They are getting close to opening and it is anticipated that within the next month or two the first residents will be moving in.
There has been some speculation about who will be selected to live in the social housing which accounts for 60% of the total units. Compass NZ which will manage the facility advises that there will be a mix of older and single person households, couples and families with children. It is expected that many of the people selected will be currently living in West Auckland in properties that do not meet their needs. The Department of Corrections has confirmed that it will not use the Westlight Apartments to provide temporary accommodation to its clients.
It is important that we welcome the new residents to our community and integrate them into Glen Eden.
The Welcome Home campaign, spearheaded by the capable Jade Tang Taylor’and associates, is ready to launch and already has its website www.welcomeneighbours.nz up and running.
I am confident that Jade’s project will be an outstanding success. And provide us with a model that we could use for other projects occurring in growth areas.

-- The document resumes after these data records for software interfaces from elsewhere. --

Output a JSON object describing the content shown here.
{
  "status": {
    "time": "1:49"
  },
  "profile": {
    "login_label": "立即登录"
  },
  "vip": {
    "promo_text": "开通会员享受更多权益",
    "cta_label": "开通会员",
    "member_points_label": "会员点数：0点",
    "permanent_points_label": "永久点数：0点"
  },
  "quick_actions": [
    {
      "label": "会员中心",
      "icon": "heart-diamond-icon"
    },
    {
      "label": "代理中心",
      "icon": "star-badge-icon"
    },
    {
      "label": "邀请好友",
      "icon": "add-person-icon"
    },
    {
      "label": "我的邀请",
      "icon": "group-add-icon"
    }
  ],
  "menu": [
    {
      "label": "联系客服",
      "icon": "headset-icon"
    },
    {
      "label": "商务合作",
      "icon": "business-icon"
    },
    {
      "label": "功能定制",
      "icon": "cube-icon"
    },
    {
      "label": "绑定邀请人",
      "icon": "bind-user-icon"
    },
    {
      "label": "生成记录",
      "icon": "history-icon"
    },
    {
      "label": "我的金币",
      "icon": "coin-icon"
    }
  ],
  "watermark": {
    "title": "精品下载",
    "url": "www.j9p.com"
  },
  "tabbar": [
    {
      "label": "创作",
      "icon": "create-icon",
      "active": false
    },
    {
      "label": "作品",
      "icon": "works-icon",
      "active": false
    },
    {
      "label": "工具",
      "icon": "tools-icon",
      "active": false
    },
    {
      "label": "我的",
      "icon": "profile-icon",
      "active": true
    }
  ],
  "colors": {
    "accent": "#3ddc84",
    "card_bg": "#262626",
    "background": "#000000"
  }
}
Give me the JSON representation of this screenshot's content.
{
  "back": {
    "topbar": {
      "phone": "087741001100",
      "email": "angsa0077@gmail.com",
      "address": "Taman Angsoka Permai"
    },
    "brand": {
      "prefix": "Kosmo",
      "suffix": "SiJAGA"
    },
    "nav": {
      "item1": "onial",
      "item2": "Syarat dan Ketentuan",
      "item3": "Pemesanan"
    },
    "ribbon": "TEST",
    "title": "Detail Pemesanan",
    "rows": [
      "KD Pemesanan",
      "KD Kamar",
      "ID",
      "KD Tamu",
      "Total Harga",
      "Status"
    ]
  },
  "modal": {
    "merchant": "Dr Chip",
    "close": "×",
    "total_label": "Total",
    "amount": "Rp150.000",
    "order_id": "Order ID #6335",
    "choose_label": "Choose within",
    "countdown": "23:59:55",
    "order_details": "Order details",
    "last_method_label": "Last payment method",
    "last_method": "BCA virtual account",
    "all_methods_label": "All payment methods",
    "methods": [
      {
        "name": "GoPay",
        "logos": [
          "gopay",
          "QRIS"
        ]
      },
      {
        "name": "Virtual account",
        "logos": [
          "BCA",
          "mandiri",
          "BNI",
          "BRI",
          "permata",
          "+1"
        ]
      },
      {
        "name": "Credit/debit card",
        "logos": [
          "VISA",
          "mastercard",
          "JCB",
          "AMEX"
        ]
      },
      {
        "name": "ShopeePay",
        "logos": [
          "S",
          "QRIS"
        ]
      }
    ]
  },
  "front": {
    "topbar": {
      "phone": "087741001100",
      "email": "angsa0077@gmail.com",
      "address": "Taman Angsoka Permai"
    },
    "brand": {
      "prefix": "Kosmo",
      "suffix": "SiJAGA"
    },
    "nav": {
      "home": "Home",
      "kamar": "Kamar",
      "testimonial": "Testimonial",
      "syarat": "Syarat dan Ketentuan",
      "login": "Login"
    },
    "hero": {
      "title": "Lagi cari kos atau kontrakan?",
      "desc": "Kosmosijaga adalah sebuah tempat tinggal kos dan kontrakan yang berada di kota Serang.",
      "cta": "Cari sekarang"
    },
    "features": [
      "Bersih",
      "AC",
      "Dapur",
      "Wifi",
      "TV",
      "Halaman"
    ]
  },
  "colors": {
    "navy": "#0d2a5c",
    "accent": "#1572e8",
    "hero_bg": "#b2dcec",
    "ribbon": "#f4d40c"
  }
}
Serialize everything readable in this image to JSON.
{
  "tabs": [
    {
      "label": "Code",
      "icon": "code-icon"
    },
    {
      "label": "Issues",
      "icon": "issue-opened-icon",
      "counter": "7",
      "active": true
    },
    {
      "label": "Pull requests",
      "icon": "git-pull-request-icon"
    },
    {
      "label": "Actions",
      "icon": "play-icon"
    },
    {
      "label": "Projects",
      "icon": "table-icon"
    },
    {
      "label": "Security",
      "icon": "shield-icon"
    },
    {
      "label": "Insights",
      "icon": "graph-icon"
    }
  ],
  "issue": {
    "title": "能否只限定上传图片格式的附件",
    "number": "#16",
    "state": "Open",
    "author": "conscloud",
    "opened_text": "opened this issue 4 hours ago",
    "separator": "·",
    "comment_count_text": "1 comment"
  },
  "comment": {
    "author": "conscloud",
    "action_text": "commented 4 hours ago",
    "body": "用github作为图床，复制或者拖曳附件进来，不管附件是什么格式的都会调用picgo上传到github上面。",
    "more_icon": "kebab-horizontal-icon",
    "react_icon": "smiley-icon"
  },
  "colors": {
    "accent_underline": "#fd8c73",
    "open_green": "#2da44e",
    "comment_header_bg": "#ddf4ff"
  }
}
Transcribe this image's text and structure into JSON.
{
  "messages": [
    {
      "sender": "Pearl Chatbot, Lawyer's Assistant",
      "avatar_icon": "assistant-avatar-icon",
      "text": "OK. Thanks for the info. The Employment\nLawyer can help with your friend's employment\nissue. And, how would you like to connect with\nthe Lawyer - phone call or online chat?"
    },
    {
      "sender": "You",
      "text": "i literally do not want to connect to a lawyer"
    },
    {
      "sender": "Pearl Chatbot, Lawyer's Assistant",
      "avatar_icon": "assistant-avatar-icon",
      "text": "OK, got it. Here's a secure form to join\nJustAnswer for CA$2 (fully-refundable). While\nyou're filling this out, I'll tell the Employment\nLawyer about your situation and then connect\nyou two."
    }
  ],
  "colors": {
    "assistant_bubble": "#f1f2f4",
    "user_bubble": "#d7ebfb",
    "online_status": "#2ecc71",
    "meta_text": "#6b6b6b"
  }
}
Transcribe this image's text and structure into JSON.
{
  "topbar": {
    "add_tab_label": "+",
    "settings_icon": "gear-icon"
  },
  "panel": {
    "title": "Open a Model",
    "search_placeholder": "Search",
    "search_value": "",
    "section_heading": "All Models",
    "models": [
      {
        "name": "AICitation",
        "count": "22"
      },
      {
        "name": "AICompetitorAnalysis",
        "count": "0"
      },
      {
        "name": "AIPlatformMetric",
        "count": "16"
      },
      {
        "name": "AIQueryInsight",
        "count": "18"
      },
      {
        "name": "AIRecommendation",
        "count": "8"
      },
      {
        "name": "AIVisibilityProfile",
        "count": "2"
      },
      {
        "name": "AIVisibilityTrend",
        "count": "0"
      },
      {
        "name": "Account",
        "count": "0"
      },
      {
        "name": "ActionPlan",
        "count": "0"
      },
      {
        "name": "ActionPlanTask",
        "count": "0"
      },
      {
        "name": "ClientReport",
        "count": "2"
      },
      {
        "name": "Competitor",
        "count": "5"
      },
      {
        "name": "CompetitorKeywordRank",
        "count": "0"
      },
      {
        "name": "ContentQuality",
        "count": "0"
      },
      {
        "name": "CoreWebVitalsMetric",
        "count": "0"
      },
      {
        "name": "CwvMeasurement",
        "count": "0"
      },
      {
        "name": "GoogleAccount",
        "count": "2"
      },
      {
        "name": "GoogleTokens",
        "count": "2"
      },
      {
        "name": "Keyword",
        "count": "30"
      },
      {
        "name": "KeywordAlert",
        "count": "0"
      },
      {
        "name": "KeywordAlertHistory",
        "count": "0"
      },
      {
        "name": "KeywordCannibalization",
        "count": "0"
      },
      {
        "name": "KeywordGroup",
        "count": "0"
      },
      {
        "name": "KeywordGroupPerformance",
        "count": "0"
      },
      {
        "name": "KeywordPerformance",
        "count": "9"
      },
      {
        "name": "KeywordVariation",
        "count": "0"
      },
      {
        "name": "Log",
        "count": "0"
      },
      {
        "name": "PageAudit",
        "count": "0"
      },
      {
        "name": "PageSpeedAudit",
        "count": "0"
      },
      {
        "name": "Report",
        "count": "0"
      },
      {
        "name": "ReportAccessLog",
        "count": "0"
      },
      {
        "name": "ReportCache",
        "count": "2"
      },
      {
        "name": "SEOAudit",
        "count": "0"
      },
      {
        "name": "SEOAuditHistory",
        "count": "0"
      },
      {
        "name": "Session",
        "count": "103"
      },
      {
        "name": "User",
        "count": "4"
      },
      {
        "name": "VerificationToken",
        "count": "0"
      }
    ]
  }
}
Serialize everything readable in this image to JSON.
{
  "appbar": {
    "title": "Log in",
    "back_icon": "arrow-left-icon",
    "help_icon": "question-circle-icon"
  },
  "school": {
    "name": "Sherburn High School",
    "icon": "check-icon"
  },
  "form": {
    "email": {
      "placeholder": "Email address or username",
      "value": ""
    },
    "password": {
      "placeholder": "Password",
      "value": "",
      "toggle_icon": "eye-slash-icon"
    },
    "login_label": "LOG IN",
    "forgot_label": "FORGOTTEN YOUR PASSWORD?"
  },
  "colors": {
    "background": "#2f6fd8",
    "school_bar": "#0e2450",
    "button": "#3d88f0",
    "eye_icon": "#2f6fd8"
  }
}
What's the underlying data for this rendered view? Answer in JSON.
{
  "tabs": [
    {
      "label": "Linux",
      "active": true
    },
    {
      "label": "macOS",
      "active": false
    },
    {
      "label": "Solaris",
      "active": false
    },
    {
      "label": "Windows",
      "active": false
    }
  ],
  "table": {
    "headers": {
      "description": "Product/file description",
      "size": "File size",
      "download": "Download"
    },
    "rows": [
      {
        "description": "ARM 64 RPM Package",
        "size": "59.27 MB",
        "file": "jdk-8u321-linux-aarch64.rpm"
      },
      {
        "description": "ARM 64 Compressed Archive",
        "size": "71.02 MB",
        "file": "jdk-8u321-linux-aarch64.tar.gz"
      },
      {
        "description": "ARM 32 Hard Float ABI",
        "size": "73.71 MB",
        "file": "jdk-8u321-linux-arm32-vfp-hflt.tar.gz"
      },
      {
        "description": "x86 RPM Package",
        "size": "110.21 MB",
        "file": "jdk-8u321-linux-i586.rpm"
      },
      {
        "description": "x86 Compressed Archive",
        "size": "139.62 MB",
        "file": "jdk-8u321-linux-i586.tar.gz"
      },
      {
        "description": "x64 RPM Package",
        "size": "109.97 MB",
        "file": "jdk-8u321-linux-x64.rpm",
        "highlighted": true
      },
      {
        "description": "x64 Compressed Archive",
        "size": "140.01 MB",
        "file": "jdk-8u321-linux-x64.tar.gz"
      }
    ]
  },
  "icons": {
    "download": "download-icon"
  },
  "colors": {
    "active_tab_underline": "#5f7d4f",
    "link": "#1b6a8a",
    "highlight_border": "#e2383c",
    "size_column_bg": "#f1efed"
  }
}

Covid 19 and local meetings
As I write this the end is in sight for level 2.5 and we should be back to Covid level 2 and, fingers crossed, we will be back to level one in a couple of weeks time.
This last lock down has at one level been easier but at another level more difficult than previous lockdowns. Easier in that we all knew what to do and have stuck to it. More difficult in that the sense of novelty has worn off, and being housebound in the middle of winter is more difficult than during a dry warm Autumn.
It is clear that many people have made permanent changes to their lifestyles. Working from home is now more common. Zoom meetings have become in a remarkably quick time a permanent feature of modern life. The benefit of not having to travel at night to attend meetings in the area is a boon. And behaviour is adjusting. Originally on line meetings were somewhat stilted but people are learning how to engage online. I don’t think we will be going back from this, for better or for worse.
Hopefully we will be back to normal meetings soon. But I hope that we do build in technological advances and techniques that we have learned this year.
Council’s ten year budget
It feels sometimes like Auckland Council is always consulting on one budget or another. No sooner has the emergency budget been completed than Council is getting ready to discuss the next budget with the Auckland community. The next budget to be discussed is the long term 10 year budget.
The next one will be especially important. Addressing the medium and long term effects of Covid will be a priority. I suspect that for the next two years at least the effects will still be dramatic. We may have to wait for a widely available vaccine to be available before the borders can be reopened and normal tourism resumed.
But this is not the only future problem. Auckland Council’s infrastructure deficit will continue to be a major issue. The disruption to the city’s transport networks caused by the damage to the Harbour Bridge shows how fragile our infrastructure is. And the pressure on our water supply this coming summer could be intense.
Climate change continues to be the emergency around the corner that will make the effects of Covid appear to be minor in comparison. We urgently need to transform the city into a sustainable city. This means a fundamental rejigging of our transport networks prioritising public transport, especially rail and light rail. And provide for growth and intensification around our transport hubs.
We will need brave political leadership. And to bring the people of Auckland along every step of the way.